# Work order:
A complete answer lists every line of the material where the string "Create" occurs.

# Data supplied:

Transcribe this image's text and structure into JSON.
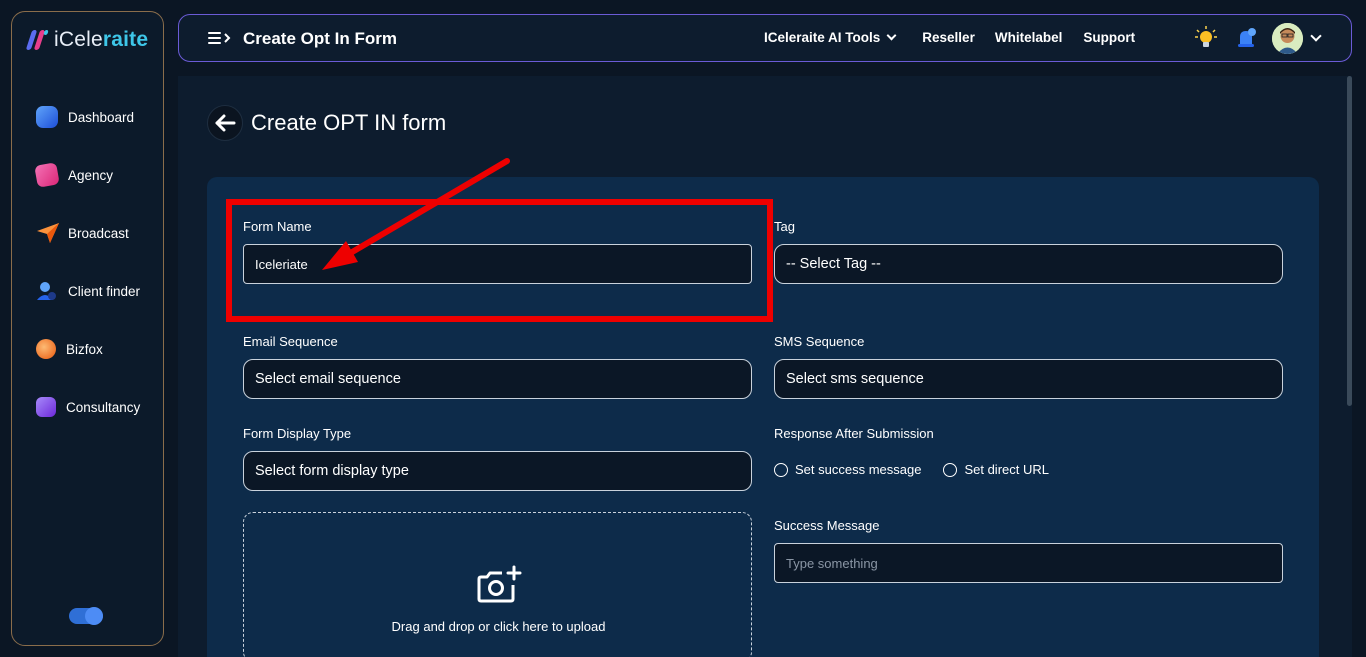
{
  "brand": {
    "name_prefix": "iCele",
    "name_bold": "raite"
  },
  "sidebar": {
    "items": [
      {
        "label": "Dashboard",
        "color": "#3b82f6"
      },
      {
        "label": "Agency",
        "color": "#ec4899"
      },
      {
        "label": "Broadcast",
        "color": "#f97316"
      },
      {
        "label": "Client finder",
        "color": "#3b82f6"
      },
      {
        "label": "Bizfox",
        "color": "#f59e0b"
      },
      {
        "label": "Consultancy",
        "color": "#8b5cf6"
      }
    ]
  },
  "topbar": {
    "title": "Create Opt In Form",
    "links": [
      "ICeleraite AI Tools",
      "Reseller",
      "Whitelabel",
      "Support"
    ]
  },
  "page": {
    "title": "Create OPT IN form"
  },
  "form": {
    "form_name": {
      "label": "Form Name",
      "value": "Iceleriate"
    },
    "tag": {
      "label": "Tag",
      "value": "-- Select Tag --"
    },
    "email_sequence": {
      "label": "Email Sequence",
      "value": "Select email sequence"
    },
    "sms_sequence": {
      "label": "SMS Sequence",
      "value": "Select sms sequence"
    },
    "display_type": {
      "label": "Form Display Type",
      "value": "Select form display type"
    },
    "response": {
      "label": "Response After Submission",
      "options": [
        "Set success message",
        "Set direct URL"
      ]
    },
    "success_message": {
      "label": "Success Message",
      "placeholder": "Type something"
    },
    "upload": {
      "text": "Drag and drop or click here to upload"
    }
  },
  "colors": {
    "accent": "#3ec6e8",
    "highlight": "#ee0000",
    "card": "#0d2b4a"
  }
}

# Result for this task:
    "title": "Create Opt In Form",
    "title": "Create OPT IN form"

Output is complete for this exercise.